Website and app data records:
....................
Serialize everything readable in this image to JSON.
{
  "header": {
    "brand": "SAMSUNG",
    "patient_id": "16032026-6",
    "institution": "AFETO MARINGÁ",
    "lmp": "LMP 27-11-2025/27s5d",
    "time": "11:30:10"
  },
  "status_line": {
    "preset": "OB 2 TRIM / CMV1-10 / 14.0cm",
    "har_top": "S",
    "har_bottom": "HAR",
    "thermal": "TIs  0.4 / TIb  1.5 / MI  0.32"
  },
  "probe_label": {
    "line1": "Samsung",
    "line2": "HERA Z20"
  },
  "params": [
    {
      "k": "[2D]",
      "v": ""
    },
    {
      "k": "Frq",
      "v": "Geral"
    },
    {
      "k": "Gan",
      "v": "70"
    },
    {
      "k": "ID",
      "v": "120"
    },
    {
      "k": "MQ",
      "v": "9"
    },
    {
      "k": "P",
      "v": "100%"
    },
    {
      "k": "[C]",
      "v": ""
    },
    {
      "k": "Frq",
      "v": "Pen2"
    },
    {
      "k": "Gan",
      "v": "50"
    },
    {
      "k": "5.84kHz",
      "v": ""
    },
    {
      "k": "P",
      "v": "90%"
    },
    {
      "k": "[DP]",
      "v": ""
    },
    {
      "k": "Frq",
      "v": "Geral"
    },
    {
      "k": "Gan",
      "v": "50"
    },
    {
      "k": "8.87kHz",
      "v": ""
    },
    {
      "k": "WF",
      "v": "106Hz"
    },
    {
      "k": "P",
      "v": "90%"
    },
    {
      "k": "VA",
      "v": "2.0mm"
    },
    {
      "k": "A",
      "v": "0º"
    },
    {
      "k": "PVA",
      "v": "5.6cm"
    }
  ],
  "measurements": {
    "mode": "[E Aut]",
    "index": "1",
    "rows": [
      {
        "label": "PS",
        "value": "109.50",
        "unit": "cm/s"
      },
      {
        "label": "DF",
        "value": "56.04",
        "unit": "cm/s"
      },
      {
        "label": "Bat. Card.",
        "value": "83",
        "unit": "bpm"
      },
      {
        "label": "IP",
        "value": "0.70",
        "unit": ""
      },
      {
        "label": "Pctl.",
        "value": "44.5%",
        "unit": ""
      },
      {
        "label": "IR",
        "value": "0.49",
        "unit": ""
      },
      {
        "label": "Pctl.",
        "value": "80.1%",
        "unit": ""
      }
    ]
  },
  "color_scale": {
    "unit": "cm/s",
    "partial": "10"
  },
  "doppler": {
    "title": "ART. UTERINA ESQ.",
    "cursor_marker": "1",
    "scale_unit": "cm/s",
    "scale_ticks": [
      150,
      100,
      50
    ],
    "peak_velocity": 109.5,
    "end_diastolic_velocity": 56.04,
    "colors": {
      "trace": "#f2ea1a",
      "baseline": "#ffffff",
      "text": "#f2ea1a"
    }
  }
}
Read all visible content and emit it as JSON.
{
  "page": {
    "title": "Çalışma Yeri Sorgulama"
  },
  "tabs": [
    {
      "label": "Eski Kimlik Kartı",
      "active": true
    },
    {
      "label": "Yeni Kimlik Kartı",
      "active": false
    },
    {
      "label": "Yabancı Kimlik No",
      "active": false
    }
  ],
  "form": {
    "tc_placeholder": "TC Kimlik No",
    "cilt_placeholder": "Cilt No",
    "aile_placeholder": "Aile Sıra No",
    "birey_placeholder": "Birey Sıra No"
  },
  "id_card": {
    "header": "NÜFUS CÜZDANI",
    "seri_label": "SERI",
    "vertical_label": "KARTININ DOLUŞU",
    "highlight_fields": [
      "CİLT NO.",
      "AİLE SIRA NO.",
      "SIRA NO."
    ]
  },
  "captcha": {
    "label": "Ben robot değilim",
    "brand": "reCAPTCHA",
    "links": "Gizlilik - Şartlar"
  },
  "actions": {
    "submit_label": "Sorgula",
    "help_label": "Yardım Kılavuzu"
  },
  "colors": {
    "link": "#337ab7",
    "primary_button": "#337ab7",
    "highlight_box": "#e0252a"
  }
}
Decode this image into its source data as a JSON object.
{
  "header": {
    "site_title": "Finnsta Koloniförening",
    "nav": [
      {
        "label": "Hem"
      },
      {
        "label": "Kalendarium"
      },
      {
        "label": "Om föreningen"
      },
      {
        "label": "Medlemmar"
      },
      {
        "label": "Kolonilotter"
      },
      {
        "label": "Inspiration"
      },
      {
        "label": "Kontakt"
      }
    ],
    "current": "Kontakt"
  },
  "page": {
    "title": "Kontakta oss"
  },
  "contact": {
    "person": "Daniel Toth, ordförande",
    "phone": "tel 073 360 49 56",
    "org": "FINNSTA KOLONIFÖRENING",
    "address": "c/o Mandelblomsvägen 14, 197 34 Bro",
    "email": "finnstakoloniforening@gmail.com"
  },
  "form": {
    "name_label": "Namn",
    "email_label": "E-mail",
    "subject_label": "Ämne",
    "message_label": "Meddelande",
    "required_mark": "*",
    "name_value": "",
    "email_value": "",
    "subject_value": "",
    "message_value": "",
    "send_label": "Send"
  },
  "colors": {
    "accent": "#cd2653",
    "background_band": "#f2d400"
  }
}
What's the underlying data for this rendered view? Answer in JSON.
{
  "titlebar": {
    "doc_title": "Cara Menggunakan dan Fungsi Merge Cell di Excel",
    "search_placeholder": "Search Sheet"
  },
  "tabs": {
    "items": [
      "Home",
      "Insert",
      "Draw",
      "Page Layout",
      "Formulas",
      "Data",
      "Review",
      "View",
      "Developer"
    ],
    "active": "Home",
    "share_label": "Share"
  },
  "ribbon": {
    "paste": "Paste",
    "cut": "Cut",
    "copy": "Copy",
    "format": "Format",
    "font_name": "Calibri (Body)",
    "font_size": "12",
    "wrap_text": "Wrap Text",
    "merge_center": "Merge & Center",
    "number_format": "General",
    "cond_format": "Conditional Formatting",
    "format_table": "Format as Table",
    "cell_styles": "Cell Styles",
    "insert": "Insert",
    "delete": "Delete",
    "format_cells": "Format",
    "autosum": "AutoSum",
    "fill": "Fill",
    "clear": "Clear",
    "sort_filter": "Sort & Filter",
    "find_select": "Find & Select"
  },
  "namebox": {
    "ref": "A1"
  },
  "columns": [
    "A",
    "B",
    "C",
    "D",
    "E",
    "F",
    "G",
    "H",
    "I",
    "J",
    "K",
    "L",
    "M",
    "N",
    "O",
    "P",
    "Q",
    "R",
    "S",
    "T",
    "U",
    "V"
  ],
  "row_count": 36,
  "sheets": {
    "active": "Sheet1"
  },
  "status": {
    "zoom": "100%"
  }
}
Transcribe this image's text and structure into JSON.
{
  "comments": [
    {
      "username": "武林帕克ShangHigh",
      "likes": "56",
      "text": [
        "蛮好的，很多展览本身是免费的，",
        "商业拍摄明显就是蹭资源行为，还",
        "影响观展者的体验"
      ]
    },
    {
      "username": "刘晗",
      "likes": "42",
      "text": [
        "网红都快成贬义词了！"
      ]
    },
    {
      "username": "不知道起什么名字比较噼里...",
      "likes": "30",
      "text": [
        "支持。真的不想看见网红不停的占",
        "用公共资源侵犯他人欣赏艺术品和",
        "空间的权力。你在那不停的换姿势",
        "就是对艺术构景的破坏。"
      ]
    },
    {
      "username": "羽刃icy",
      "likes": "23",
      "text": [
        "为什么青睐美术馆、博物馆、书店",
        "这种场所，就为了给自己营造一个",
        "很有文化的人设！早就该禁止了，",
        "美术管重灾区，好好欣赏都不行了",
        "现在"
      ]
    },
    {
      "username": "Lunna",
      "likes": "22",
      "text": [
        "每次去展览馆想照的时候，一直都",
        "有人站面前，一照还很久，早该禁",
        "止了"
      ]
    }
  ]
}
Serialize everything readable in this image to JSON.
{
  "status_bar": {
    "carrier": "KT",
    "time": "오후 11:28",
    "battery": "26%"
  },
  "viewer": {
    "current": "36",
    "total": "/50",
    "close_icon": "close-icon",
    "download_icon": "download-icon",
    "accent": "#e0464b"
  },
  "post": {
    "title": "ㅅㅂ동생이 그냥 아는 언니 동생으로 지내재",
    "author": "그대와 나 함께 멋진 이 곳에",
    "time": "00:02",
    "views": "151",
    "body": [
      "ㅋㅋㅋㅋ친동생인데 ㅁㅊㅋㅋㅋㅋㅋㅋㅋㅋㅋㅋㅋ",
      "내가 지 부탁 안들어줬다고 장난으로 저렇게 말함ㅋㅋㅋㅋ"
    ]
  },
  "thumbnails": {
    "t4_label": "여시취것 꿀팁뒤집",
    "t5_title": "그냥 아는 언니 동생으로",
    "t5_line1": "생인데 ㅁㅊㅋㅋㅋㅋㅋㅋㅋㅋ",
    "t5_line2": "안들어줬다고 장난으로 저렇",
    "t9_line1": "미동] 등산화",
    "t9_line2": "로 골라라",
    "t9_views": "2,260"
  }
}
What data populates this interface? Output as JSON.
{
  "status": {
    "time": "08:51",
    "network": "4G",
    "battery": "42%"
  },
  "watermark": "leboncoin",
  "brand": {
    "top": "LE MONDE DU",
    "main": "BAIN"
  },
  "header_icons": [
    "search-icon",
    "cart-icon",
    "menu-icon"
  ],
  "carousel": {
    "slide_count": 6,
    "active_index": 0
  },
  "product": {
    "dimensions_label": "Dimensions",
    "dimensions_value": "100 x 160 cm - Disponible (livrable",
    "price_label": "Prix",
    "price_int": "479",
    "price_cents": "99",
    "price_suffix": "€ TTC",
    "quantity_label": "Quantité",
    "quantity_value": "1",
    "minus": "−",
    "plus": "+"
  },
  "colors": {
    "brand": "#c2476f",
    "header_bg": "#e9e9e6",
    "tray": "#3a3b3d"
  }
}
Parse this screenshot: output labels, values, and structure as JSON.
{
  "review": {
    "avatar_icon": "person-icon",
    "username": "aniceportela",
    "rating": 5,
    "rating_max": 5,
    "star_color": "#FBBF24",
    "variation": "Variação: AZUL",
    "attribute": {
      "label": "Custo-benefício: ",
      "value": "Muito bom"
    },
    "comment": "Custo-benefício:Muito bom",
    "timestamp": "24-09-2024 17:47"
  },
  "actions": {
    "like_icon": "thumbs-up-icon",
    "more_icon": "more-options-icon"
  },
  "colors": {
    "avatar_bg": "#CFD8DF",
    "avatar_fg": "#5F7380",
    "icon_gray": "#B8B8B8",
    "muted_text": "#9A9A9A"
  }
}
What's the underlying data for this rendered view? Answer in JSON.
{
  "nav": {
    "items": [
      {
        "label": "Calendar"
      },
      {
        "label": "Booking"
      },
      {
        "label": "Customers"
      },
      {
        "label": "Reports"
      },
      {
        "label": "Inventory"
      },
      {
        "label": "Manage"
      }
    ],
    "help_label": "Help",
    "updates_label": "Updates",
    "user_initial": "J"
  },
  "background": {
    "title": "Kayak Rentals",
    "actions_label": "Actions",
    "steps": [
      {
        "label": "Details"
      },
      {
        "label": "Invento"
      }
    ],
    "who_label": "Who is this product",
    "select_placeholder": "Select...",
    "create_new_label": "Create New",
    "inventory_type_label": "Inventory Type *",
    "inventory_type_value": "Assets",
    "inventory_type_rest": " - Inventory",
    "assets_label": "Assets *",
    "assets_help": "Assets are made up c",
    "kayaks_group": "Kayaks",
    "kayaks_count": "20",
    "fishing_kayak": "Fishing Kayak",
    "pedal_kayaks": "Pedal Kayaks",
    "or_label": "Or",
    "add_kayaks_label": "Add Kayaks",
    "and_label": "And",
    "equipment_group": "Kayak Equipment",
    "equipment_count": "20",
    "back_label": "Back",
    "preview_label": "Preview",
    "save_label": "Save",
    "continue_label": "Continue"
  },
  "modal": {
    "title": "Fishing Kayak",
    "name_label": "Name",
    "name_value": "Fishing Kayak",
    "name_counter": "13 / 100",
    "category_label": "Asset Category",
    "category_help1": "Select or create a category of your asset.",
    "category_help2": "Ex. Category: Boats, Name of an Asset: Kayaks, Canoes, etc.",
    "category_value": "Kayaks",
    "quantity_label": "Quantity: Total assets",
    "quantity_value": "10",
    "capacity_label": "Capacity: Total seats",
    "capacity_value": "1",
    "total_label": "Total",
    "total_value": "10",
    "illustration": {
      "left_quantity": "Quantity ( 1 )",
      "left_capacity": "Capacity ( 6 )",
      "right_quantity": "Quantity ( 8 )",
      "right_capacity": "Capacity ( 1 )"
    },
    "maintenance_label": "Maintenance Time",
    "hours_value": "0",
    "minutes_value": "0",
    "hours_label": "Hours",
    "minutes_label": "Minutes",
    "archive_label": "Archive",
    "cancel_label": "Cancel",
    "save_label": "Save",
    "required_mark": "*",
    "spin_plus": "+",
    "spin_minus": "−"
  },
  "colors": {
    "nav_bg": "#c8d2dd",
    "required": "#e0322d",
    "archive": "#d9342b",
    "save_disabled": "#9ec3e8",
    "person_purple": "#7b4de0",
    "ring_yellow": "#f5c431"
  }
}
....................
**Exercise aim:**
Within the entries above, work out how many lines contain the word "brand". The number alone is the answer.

**Result:**
4